Enrico was with PepsiCo for more than 30 years and retired in 2001, according to the company. PepsiCo, based in Purchase, New York, did not have a cause of death or other details.

Enrico was credited with signing pop star Michael Jackson and other celebrities for Pepsi ads and pressuring rival Coca-Cola.

In his book, "The Other Guy Blinked," Enrico recalled how the company tried to capitalize on Coke's disastrous introduction in 1985 of "New Coke," which was supposed to be sweeter than Pepsi.

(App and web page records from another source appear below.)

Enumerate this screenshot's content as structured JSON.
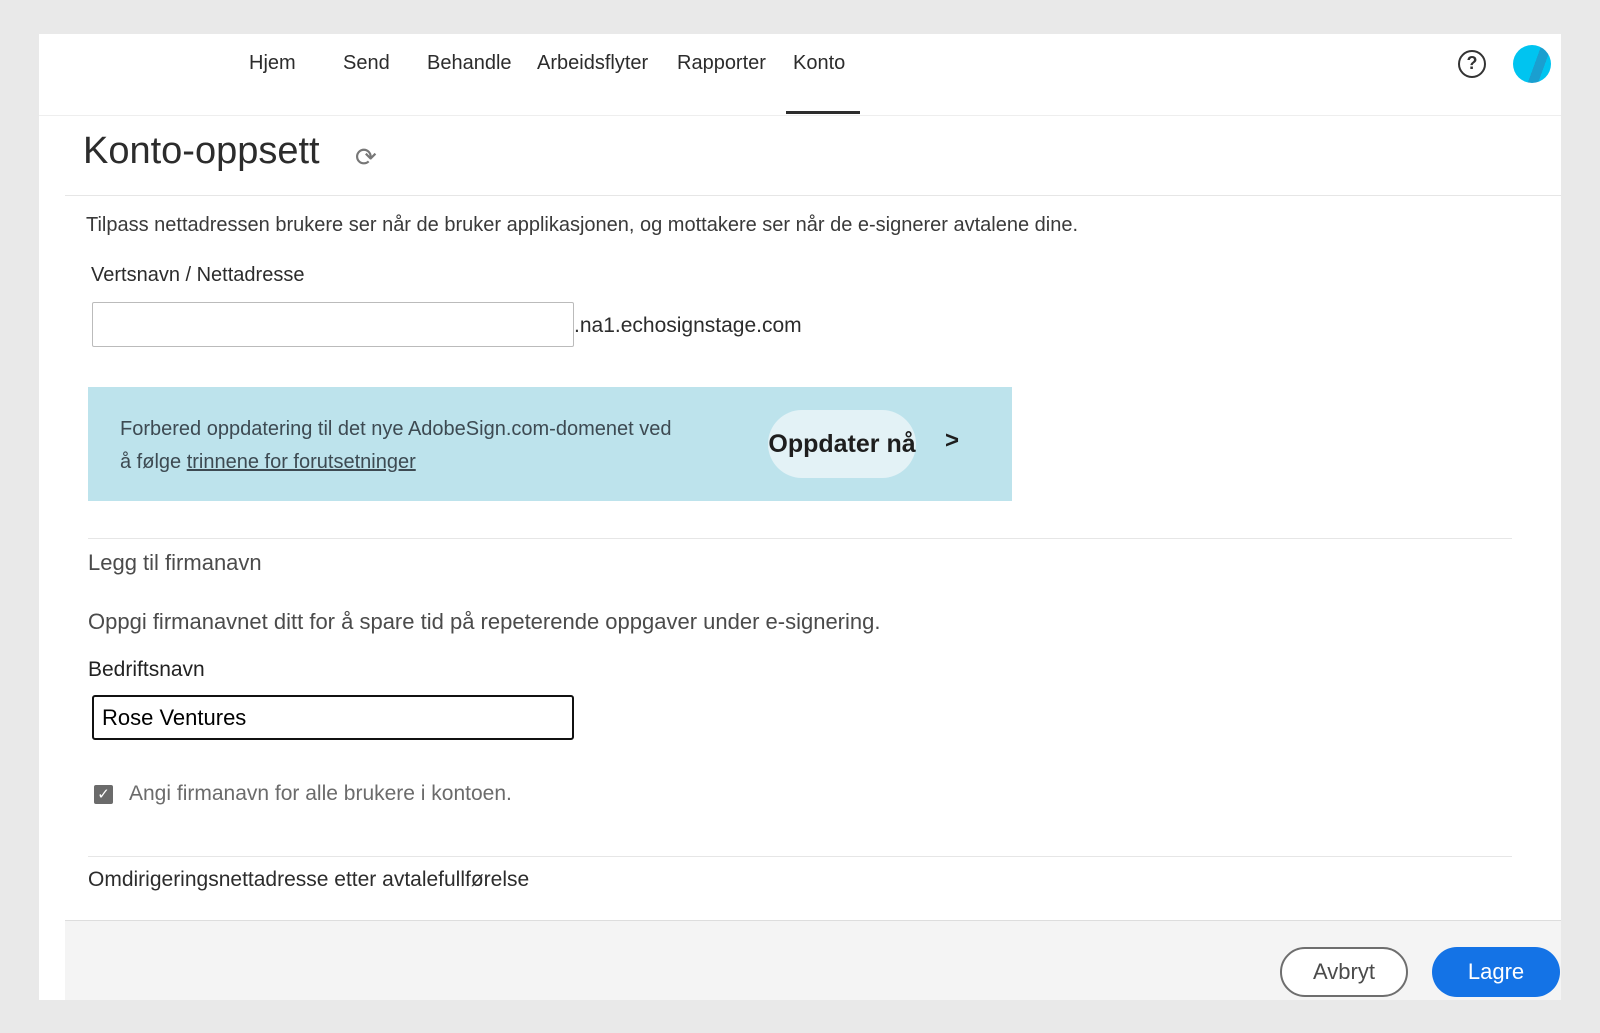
{
  "nav": {
    "items": [
      "Hjem",
      "Send",
      "Behandle",
      "Arbeidsflyter",
      "Rapporter",
      "Konto"
    ],
    "active": "Konto",
    "help_icon": "help-circle-icon",
    "avatar": "user-avatar"
  },
  "page": {
    "title": "Konto-oppsett",
    "refresh_icon": "refresh-icon"
  },
  "hostname": {
    "description": "Tilpass nettadressen brukere ser når de bruker applikasjonen, og mottakere ser når de e-signerer avtalene dine.",
    "label": "Vertsnavn / Nettadresse",
    "value": "",
    "suffix": ".na1.echosignstage.com"
  },
  "banner": {
    "text": "Forbered oppdatering til det nye AdobeSign.com-domenet ved",
    "text2": "å følge ",
    "link": "trinnene for forutsetninger",
    "button": "Oppdater nå",
    "arrow": ">",
    "color": "#bde3ec"
  },
  "company": {
    "heading": "Legg til firmanavn",
    "description": "Oppgi firmanavnet ditt for å spare tid på repeterende oppgaver under e-signering.",
    "label": "Bedriftsnavn",
    "value": "Rose Ventures",
    "checkbox_label": "Angi firmanavn for alle brukere i kontoen.",
    "checkbox_checked": true
  },
  "redirect": {
    "heading": "Omdirigeringsnettadresse etter avtalefullførelse"
  },
  "footer": {
    "cancel": "Avbryt",
    "save": "Lagre",
    "save_color": "#1473e6"
  }
}
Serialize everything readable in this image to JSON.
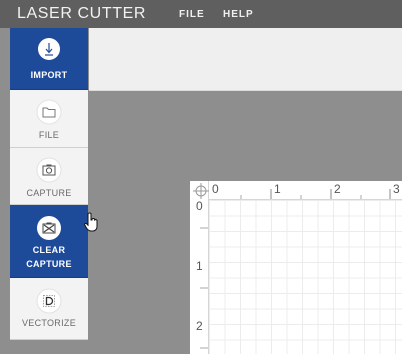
{
  "app": {
    "title": "LASER CUTTER"
  },
  "menu": {
    "file": "FILE",
    "help": "HELP"
  },
  "sidebar": {
    "import": {
      "label": "IMPORT",
      "icon": "import-icon"
    },
    "file": {
      "label": "FILE",
      "icon": "folder-icon"
    },
    "capture": {
      "label": "CAPTURE",
      "icon": "camera-icon"
    },
    "clear_capture": {
      "label_line1": "CLEAR",
      "label_line2": "CAPTURE",
      "icon": "clear-camera-icon"
    },
    "vectorize": {
      "label": "VECTORIZE",
      "icon": "vectorize-icon"
    }
  },
  "rulers": {
    "top": [
      "0",
      "1",
      "2",
      "3"
    ],
    "left": [
      "0",
      "1",
      "2"
    ]
  },
  "colors": {
    "titlebar": "#5f5f5f",
    "accent_blue": "#1e4a9a",
    "workspace": "#8e8e8e"
  }
}
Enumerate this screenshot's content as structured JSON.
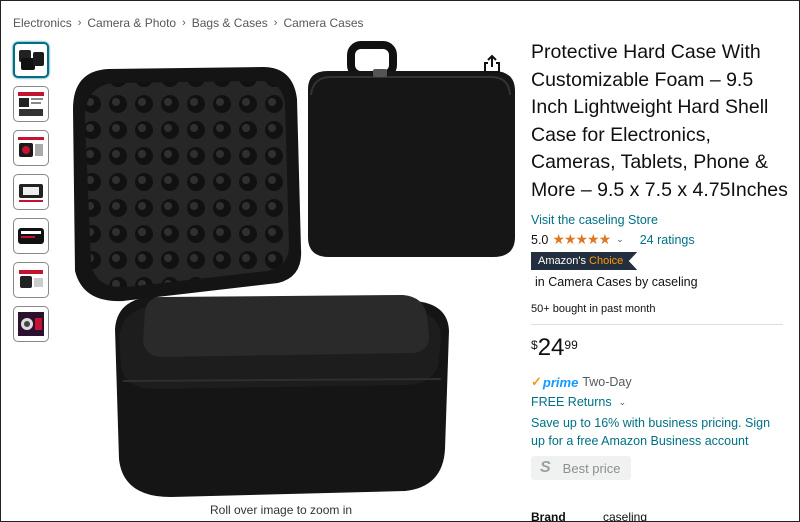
{
  "breadcrumb": [
    "Electronics",
    "Camera & Photo",
    "Bags & Cases",
    "Camera Cases"
  ],
  "breadcrumb_separator": "›",
  "gallery": {
    "thumbnails": [
      "product-image-1",
      "product-image-2",
      "product-image-3",
      "product-image-4",
      "product-image-5",
      "product-image-6",
      "product-image-7"
    ],
    "active_index": 0,
    "zoom_hint": "Roll over image to zoom in"
  },
  "product": {
    "title": "Protective Hard Case With Customizable Foam – 9.5 Inch Lightweight Hard Shell Case for Electronics, Cameras, Tablets, Phone & More – 9.5 x 7.5 x 4.75Inches",
    "store_link": "Visit the caseling Store",
    "rating": "5.0",
    "stars": "★★★★★",
    "ratings_count": "24 ratings",
    "choice_badge_prefix": "Amazon's",
    "choice_badge_accent": "Choice",
    "choice_line": "in Camera Cases by caseling",
    "bought": "50+ bought in past month",
    "price": {
      "symbol": "$",
      "whole": "24",
      "fraction": "99"
    },
    "prime_label": "prime",
    "prime_extra": "Two-Day",
    "returns": "FREE Returns",
    "business_offer": "Save up to 16% with business pricing. Sign up for a free Amazon Business account",
    "best_price_label": "Best price",
    "brand_label": "Brand",
    "brand_value": "caseling"
  },
  "icons": {
    "share": "share-icon",
    "chevron": "chevron-down-icon",
    "prime_check": "check-icon"
  },
  "colors": {
    "link": "#007185",
    "star": "#de7921",
    "badge_bg": "#232f3e",
    "badge_accent": "#ff9900",
    "prime": "#1399ff"
  }
}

That included Pepsi placing a newspaper ad extending the "warmest welcome" to the "New Pepsi Generation," signed by Enrico.

PepsiCo CEO Indra Nooyi called Enrico "one of the most creative marketers of his or any generation."

"Today is an incredibly sad day for the PepsiCo family, for we have lost one of our true legends of our company and our industry," Nooyi said in a statement.